The direction of the stock market is always determined by a complicated mix of hard data and investor psychology. The price of a stock is based on how much money investors think a company can make in the future. So investors care less about the actual facts reflected in today’s headlines, and more about what kind of picture those facts paint about the coming year.
To investors, it’s abundantly clear that the American economy is already in a deep recession. More than 20 million jobs have been wiped out in little more than a month. Corporate profits are widely expected to collapse.
So when fresh economic reports emerge, such as Wednesday’s announcement from the Commerce Department that first-quarter gross domestic product fell at a 4.8 percent annual rate, they provide little new information to investors.
“The market has mostly written off 2020,” said Howard Silverblatt, senior index analyst at S&P Dow Jones Indices. “What they’re looking for is for the recovery to start.”
Over the last month investors have latched on to a series of indications that the worst-case scenarios for the economy could be mitigated.
The federal government has acted quickly, with the passage of a roughly $2 trillion stimulus bill, the largest ever economic rescue legislation, in late March. Markets have also been given a lift by the Fed, which has pumped more than $2 trillion into financial markets.
“Stimulus has been the engine that has stabilized and driven asset prices higher,” said Julian Emanuel, chief equity and derivatives strategist at the brokerage firm BTIG.

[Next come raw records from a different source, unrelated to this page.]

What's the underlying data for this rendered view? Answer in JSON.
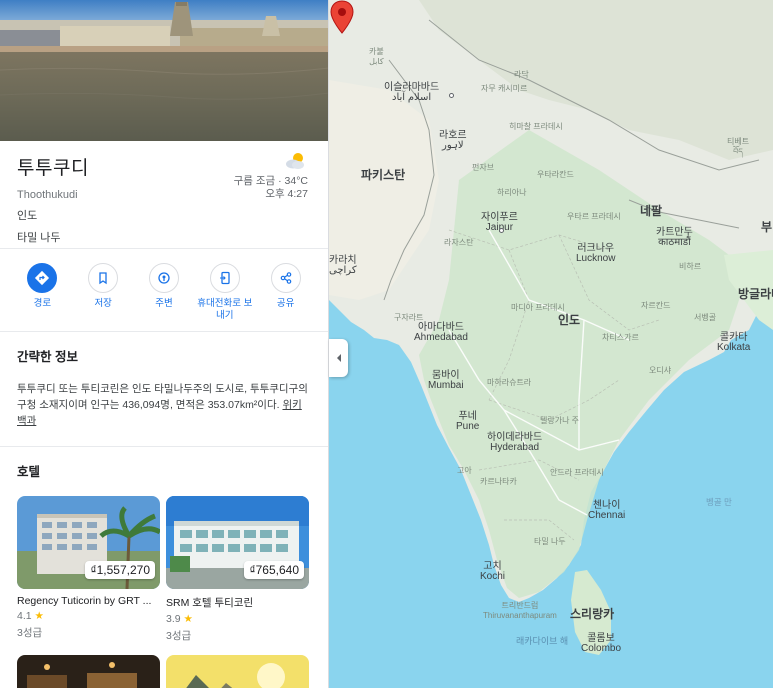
{
  "place": {
    "title": "투투쿠디",
    "subtitle": "Thoothukudi",
    "country": "인도",
    "state": "타밀 나두"
  },
  "weather": {
    "condition_temp": "구름 조금 · 34°C",
    "time": "오후 4:27",
    "icon": "partly-cloudy-icon"
  },
  "actions": [
    {
      "label": "경로",
      "icon": "directions-icon"
    },
    {
      "label": "저장",
      "icon": "bookmark-icon"
    },
    {
      "label": "주변",
      "icon": "nearby-icon"
    },
    {
      "label": "휴대전화로 보내기",
      "icon": "send-to-phone-icon"
    },
    {
      "label": "공유",
      "icon": "share-icon"
    }
  ],
  "overview": {
    "title": "간략한 정보",
    "text": "투투쿠디 또는 투티코린은 인도 타밀나두주의 도시로, 투투쿠디구의 구청 소재지이며 인구는 436,094명, 면적은 353.07km²이다.",
    "link": "위키백과"
  },
  "hotels": {
    "title": "호텔",
    "items": [
      {
        "name": "Regency Tuticorin by GRT ...",
        "price": "₫1,557,270",
        "rating": "4.1",
        "star": "★",
        "class": "3성급"
      },
      {
        "name": "SRM 호텔 투티코린",
        "price": "₫765,640",
        "rating": "3.9",
        "star": "★",
        "class": "3성급"
      }
    ]
  },
  "map": {
    "labels": {
      "kabul": "카불",
      "kabul_local": "کابل",
      "islamabad": "이슬라마바드",
      "islamabad_local": "اسلام آباد",
      "lahore": "라호르",
      "lahore_local": "لاہور",
      "pakistan": "파키스탄",
      "jammu": "자무 캐시미르",
      "ladakh": "라닥",
      "himachal": "히마찰 프라데시",
      "punjab": "펀자브",
      "haryana": "하리아나",
      "uttarakhand": "우타라칸드",
      "uttar_pradesh": "우타르 프라데시",
      "rajasthan": "라자스탄",
      "jaipur": "자이푸르",
      "jaipur_en": "Jaipur",
      "nepal": "네팔",
      "kathmandu": "카트만두",
      "kathmandu_local": "काठमाडौं",
      "tibet": "티베트",
      "tibet_local": "བོད",
      "bhutan_partial": "부",
      "lucknow": "러크나우",
      "lucknow_en": "Lucknow",
      "bihar": "비하르",
      "karachi": "카라치",
      "karachi_local": "كراچی",
      "gujarat": "구자라트",
      "ahmedabad": "아마다바드",
      "ahmedabad_en": "Ahmedabad",
      "madhya_pradesh": "마디아 프라데시",
      "india": "인도",
      "jharkhand": "자르칸드",
      "west_bengal": "서벵골",
      "chhattisgarh": "차티스가르",
      "odisha": "오디샤",
      "bangladesh": "방글라데",
      "kolkata": "콜카타",
      "kolkata_en": "Kolkata",
      "mumbai": "뭄바이",
      "mumbai_en": "Mumbai",
      "maharashtra": "마하라슈트라",
      "pune": "푸네",
      "pune_en": "Pune",
      "telangana": "텔랑가나 주",
      "hyderabad": "하이데라바드",
      "hyderabad_en": "Hyderabad",
      "goa": "고아",
      "andhra": "안드라 프라데시",
      "karnataka": "카르나타카",
      "chennai": "첸나이",
      "chennai_en": "Chennai",
      "tamil_nadu": "타밀 나두",
      "bay_of_bengal": "벵골 만",
      "kochi": "고치",
      "kochi_en": "Kochi",
      "trivandrum": "트리반드럼",
      "trivandrum_en": "Thiruvananthapuram",
      "sri_lanka": "스리랑카",
      "laccadive_sea": "래카다이브 해",
      "colombo": "콜롬보",
      "colombo_en": "Colombo"
    }
  }
}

Another slug of positive news that investors are factoring in comes from the health data. The pace of new infections has slowed sharply as lockdowns continue around the country. Some states, such as Tennessee, Georgia and South Carolina, are beginning to open up and others, including New York and California, are laying out their criteria for doing so.

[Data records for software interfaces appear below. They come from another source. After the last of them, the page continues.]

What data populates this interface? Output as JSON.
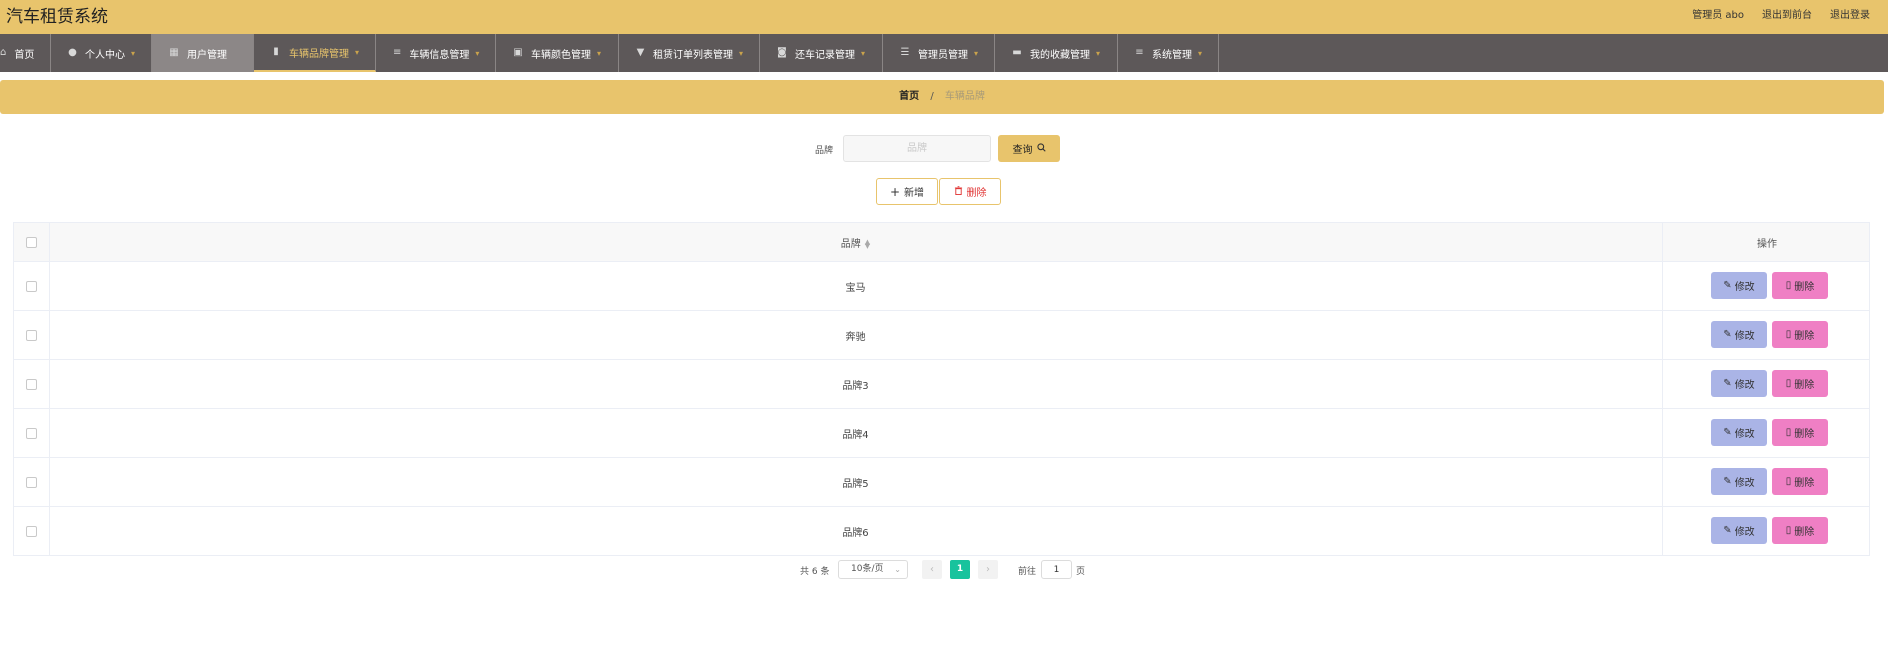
{
  "header": {
    "title": "汽车租赁系统",
    "links": [
      "管理员 abo",
      "退出到前台",
      "退出登录"
    ]
  },
  "nav": {
    "items": [
      {
        "label": "首页",
        "icon": "home-icon",
        "caret": false
      },
      {
        "label": "个人中心",
        "icon": "user-icon",
        "caret": true
      },
      {
        "label": "用户管理",
        "icon": "grid-icon",
        "caret": false,
        "state": "hovered"
      },
      {
        "label": "车辆品牌管理",
        "icon": "book-icon",
        "caret": true,
        "state": "active"
      },
      {
        "label": "车辆信息管理",
        "icon": "list-icon",
        "caret": true
      },
      {
        "label": "车辆颜色管理",
        "icon": "clipboard-icon",
        "caret": true
      },
      {
        "label": "租赁订单列表管理",
        "icon": "filter-icon",
        "caret": true
      },
      {
        "label": "还车记录管理",
        "icon": "briefcase-icon",
        "caret": true
      },
      {
        "label": "管理员管理",
        "icon": "sliders-icon",
        "caret": true
      },
      {
        "label": "我的收藏管理",
        "icon": "film-icon",
        "caret": true
      },
      {
        "label": "系统管理",
        "icon": "list-icon",
        "caret": true
      }
    ]
  },
  "breadcrumb": {
    "home": "首页",
    "separator": "/",
    "current": "车辆品牌"
  },
  "search": {
    "label": "品牌",
    "placeholder": "品牌",
    "query_label": "查询"
  },
  "actions": {
    "add_label": "新增",
    "delete_label": "删除"
  },
  "table": {
    "headers": {
      "brand": "品牌",
      "operation": "操作"
    },
    "edit_label": "修改",
    "delete_label": "删除",
    "rows": [
      {
        "brand": "宝马"
      },
      {
        "brand": "奔驰"
      },
      {
        "brand": "品牌3"
      },
      {
        "brand": "品牌4"
      },
      {
        "brand": "品牌5"
      },
      {
        "brand": "品牌6"
      }
    ]
  },
  "pagination": {
    "total_text": "共 6 条",
    "page_size": "10条/页",
    "current_page": "1",
    "goto_label": "前往",
    "goto_value": "1",
    "page_suffix": "页"
  },
  "colors": {
    "accent": "#e8c46c",
    "nav_bg": "#5d5859",
    "edit_btn": "#aab4e6",
    "delete_btn": "#ef7fc4",
    "page_active": "#18c39d",
    "danger_text": "#e0302f"
  }
}
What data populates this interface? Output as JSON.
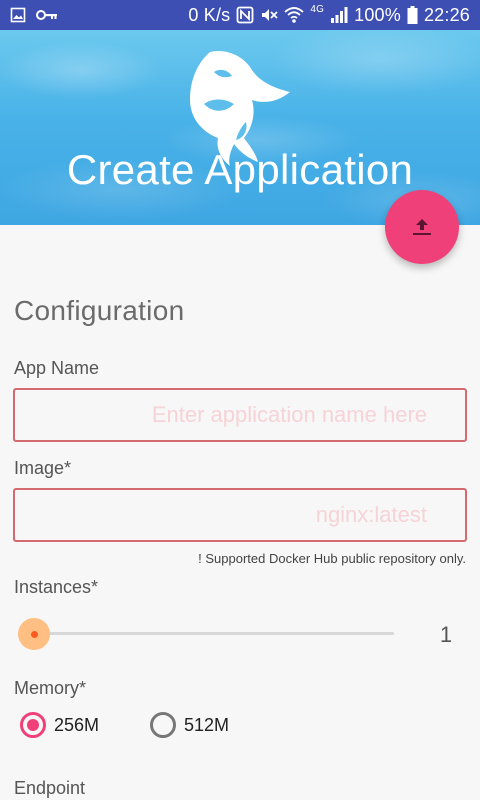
{
  "status_bar": {
    "speed": "0 K/s",
    "network_type": "4G",
    "battery": "100%",
    "time": "22:26",
    "icons": [
      "image-icon",
      "key-icon",
      "nfc-icon",
      "mute-icon",
      "wifi-icon",
      "signal-icon",
      "battery-icon"
    ]
  },
  "header": {
    "title": "Create Application",
    "logo_icon": "orca-logo-icon"
  },
  "fab": {
    "icon": "upload-icon",
    "color": "#f0407a"
  },
  "form": {
    "section_title": "Configuration",
    "app_name": {
      "label": "App Name",
      "placeholder": "Enter application name here",
      "value": ""
    },
    "image": {
      "label": "Image*",
      "placeholder": "nginx:latest",
      "value": "",
      "helper": "! Supported Docker Hub public repository only."
    },
    "instances": {
      "label": "Instances*",
      "value": "1",
      "slider_fraction": 0
    },
    "memory": {
      "label": "Memory*",
      "options": [
        {
          "label": "256M",
          "selected": true
        },
        {
          "label": "512M",
          "selected": false
        }
      ]
    },
    "endpoint": {
      "label": "Endpoint"
    }
  },
  "colors": {
    "status_bar": "#3e4fb4",
    "accent": "#f0407a",
    "error_outline": "#d26a6e",
    "slider_thumb": "#ffbf82"
  }
}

Other updates, such as Wednesday’s hopeful statements on the potential of Gilead’s remdesivir drug, have reinforced the narrative that things are improving. Shares of Gilead rose 5.7 percent after the company said it was “aware of positive data” from a federal trial of its experimental coronavirus drug. Already, speculative bits of news about the drug’s potential had twice lifted the market in recent weeks.
Later in the day, the National Institute of Allergy and Infectious Diseases issued a statement saying its study of the drug showed that it sped up recovery in hospitalized patients with advanced Covid-19.
“The evidence is continuing to mount that remdesivir is having a true treatment effect,” said Dr. Brian Abrahams, co-head of biotechnology equity research at RBC Capital Markets in New York. Dr. Abrahams stressed, however, that it remained unclear what the magnitude of that benefit would be to patients.
It was clear on Wednesday that investors extrapolated this shred of good news into a brighter outlook for the economy. The Russell 2000 index of small capitalization stocks soared nearly 5 percent. Such smaller stocks tend to be less globally diversified than larger companies, meaning they’re more reliant on the U.S. domestic economy.
Some of the biggest jumps were in parts of the market that have been hardest hit by the virus. Norwegian Cruise Line Holdings rose more than 20 percent. Royal Caribbean and Carnival also rose more than 15 percent each. The energy giants Exxon Mobil and Chevron — hard hit by the 70 percent collapse in crude prices this year — were both up more than 5 percent.
Technology giants also climbed after Alphabet, Google’s parent company, reported better-than-expected sales results after the close of trading on Tuesday. Since Microsoft, Apple, Amazon, Facebook and Alphabet are among the most highly valued companies in the United States, their heft gives them outsize sway in market-cap-weighted stock market indexes such as the S&P 500.
“A lot of it really is about hope,” said Dan Suzuki, deputy chief investment officer at Richard Bernstein Advisors, an investment company. “You’re getting little hints of hope.”